Lunch is usually a sandwich or soup if the weather is cold. During the last year, it’s been impossible to see friends, so I use the break in the working day to Facetime them and family. A quick injection of my grandaughters’ smiling faces is always a tonic. And most days, for an hour or so, I take myself off to the archery range and kill a few zombies. Okay, not really the zombie part, but shooting arrows is something I love to do. I only discovered the joy of aiming for that gold centre earlier this year, when I was desperate to find something, other than going for a walk, to do outside. It’s pretty therapeutic and often solves whatever plot problem might be marinating in my head.
Back at the desk, I’m usually surrounded by a bevy of snacks and drinks to power me through the afternoon. I’ve become such a snack-artist during 2020. (My name’s Nell and I’m a ‘crispaholic’) By five, I’m usually out of words but I always re-read what I’ve written before I finish for the day.
If I can, this is when I’ll snatch a quick thirty-minutes reading time. Books and stories are what made me want to become a writer from the time I was a small girl and I still love to read every day.

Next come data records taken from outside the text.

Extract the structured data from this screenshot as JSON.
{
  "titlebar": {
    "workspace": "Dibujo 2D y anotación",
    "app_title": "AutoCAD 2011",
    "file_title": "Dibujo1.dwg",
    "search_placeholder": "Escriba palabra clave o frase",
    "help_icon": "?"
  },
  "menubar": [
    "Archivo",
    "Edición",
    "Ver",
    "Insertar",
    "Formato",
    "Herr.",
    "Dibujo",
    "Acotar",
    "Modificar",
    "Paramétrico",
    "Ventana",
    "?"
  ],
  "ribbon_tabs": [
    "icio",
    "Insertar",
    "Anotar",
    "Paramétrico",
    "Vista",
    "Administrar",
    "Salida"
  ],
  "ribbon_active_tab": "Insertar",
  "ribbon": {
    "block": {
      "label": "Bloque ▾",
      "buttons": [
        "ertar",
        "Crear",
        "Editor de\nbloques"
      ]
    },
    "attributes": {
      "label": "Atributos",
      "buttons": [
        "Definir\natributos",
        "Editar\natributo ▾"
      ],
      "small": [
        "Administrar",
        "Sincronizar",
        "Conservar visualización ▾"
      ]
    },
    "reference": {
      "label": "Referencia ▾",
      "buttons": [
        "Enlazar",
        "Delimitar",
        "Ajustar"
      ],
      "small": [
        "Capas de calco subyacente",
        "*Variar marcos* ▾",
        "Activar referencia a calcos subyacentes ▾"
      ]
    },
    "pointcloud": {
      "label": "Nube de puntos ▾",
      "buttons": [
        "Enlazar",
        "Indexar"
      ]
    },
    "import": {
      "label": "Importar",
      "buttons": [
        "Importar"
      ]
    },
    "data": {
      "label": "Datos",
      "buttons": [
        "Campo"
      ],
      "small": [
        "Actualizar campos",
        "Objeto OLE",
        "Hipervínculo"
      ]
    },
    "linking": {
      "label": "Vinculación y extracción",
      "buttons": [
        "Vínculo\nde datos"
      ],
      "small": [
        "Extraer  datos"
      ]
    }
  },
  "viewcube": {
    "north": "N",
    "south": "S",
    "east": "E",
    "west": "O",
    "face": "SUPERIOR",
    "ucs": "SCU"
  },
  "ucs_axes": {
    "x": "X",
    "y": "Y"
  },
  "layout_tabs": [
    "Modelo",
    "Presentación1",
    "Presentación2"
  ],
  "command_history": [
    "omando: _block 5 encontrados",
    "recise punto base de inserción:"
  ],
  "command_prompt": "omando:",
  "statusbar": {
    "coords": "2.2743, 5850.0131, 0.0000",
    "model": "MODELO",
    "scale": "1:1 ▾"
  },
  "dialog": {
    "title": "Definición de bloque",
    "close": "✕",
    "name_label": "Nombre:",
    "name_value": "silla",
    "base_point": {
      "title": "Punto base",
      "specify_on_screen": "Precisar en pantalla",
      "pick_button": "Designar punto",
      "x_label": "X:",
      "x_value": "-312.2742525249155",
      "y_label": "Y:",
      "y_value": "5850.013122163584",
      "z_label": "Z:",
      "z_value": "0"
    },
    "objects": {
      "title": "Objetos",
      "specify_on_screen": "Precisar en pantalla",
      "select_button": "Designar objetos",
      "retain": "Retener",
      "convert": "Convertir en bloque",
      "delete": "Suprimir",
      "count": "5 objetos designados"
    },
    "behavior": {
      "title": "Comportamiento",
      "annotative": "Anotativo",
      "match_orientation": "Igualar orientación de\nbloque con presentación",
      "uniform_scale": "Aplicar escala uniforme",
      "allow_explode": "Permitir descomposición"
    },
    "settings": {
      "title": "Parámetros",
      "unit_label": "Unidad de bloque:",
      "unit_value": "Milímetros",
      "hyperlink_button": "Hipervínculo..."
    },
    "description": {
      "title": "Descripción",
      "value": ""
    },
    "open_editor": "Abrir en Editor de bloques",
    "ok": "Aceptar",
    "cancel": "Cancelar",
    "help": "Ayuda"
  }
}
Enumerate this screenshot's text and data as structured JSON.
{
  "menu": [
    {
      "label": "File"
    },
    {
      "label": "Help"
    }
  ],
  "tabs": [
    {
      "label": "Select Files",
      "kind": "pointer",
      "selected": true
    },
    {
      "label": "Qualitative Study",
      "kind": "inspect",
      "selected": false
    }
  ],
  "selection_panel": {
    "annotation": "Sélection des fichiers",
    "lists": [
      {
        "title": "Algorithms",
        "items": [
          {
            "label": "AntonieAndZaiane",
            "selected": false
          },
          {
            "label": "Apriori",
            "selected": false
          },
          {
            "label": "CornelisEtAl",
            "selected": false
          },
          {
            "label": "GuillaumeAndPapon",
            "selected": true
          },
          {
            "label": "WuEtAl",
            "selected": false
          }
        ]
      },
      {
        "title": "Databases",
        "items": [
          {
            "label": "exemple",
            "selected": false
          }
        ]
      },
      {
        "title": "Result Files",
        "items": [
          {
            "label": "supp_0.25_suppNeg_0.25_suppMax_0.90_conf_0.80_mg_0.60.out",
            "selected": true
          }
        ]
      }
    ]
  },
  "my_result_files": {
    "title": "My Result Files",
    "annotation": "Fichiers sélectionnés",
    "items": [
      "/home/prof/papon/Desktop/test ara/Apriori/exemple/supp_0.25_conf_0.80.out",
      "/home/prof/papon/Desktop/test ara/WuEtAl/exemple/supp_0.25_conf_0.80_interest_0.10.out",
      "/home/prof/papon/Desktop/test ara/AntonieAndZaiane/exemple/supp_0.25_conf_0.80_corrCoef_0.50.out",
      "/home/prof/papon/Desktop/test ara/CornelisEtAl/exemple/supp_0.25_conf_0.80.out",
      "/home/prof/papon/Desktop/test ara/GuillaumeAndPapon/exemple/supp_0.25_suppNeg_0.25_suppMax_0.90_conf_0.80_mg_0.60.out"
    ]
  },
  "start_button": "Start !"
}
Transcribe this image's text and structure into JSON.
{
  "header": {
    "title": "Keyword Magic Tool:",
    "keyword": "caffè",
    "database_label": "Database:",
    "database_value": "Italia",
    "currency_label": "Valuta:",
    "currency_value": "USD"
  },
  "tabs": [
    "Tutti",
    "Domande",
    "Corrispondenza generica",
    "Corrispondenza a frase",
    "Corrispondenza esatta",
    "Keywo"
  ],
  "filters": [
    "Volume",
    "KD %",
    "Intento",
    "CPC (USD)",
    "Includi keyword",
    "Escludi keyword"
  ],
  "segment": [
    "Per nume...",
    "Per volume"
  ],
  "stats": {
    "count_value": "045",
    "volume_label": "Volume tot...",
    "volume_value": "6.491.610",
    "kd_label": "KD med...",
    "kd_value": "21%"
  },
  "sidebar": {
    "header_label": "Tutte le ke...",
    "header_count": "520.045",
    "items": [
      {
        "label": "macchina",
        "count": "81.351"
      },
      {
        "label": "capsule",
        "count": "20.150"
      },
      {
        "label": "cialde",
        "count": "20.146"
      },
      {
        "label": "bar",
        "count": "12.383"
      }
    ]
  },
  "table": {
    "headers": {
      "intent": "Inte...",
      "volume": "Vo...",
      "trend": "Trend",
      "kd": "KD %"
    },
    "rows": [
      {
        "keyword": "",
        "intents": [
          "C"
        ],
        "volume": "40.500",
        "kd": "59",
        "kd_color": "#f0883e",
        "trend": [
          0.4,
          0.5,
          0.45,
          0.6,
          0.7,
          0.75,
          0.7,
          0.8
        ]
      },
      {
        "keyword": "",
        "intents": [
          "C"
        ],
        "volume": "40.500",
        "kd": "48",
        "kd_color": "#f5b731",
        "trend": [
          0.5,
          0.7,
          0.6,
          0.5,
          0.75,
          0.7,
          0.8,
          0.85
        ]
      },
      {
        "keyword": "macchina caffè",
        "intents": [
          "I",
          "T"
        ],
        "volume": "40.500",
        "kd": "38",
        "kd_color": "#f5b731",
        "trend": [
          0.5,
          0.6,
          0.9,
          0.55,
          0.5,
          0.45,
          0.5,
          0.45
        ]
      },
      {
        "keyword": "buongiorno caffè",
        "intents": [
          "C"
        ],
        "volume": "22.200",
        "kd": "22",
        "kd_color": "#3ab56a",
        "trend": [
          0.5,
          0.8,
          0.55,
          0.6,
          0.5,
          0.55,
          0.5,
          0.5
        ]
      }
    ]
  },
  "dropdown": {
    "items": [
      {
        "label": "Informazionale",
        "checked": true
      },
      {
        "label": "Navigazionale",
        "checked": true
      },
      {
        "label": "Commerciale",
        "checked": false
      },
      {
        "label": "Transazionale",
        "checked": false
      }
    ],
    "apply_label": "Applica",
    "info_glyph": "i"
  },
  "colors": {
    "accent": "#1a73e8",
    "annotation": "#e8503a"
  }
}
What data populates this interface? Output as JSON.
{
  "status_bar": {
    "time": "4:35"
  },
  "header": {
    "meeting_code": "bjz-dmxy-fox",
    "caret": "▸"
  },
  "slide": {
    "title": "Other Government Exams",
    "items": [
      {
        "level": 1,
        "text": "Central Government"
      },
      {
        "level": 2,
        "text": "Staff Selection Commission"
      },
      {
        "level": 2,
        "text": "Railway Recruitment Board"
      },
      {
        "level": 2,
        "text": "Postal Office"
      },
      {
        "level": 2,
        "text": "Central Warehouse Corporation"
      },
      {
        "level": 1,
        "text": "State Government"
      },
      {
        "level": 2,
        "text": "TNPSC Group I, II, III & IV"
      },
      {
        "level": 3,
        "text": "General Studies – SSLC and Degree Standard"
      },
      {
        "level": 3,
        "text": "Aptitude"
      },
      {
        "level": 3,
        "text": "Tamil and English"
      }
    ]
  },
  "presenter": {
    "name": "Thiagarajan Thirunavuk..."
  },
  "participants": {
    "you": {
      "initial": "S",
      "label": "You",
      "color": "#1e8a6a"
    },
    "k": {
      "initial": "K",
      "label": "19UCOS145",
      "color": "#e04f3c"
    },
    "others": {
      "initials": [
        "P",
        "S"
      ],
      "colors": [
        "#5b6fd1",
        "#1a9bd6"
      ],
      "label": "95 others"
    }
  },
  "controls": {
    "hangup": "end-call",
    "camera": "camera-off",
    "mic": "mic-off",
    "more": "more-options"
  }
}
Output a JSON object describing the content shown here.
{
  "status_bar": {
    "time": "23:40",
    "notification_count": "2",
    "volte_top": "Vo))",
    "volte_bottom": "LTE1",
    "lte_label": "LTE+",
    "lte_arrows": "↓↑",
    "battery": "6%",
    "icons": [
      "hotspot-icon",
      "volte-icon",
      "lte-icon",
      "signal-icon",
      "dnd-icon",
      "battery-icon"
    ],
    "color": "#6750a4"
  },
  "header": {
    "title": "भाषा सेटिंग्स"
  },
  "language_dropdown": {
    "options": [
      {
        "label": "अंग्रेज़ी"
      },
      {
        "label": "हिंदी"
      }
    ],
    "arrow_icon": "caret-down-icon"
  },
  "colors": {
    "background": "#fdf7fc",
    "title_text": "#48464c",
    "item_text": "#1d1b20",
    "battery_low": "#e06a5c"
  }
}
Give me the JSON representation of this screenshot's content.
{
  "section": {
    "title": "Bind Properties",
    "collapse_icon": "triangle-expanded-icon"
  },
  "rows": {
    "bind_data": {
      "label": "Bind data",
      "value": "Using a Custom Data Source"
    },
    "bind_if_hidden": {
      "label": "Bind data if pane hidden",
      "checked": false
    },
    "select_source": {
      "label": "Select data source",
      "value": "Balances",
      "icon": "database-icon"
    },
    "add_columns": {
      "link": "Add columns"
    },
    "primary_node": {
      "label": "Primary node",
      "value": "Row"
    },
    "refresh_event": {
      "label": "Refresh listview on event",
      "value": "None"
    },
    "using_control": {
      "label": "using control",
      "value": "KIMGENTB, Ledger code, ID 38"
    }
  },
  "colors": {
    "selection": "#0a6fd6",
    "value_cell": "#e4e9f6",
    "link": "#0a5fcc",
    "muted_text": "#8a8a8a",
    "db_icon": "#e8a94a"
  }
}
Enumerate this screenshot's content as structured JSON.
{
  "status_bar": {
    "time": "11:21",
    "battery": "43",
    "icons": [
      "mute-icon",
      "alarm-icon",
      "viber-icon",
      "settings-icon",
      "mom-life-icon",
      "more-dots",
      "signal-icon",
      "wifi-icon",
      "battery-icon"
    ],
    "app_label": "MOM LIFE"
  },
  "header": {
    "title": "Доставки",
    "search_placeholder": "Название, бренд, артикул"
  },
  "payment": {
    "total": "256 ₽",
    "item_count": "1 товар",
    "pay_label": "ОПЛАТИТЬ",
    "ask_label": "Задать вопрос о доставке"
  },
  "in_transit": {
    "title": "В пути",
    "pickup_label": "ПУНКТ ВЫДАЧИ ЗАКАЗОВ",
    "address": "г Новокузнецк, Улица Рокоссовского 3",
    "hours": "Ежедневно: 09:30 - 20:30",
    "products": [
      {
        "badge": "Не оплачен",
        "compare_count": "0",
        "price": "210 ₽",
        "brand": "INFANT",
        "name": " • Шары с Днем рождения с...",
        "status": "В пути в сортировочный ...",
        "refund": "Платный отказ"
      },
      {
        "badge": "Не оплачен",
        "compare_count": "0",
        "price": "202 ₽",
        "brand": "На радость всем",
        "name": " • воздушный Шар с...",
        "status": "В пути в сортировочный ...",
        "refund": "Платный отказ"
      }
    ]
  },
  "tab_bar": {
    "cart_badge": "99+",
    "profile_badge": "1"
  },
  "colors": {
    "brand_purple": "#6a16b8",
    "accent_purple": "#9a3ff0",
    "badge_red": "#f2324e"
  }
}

By then it’s time to think of food and the evening meal and before I know it I’m trying to stay awake on the sofa in front of some telly. Over the last eighteen months, my evenings, like most people’s, have been repetitive, and I so look forward to when we can all look back at this wonky time. When evenings will again involve a regular catch up with friends over a meal and a drink or maybe a visit to the theatre or cinema. Whatever precedes bedtime though, nothing changes the fact that when my head hits the pillow, I do find myself re-immersed in the lives of my fictional characters. They often occupy my dreams, their chatter showing me the way or leading the story astray. Did I mention that sleep is more troubled than it used to be?!
And I wouldn’t have it any other way…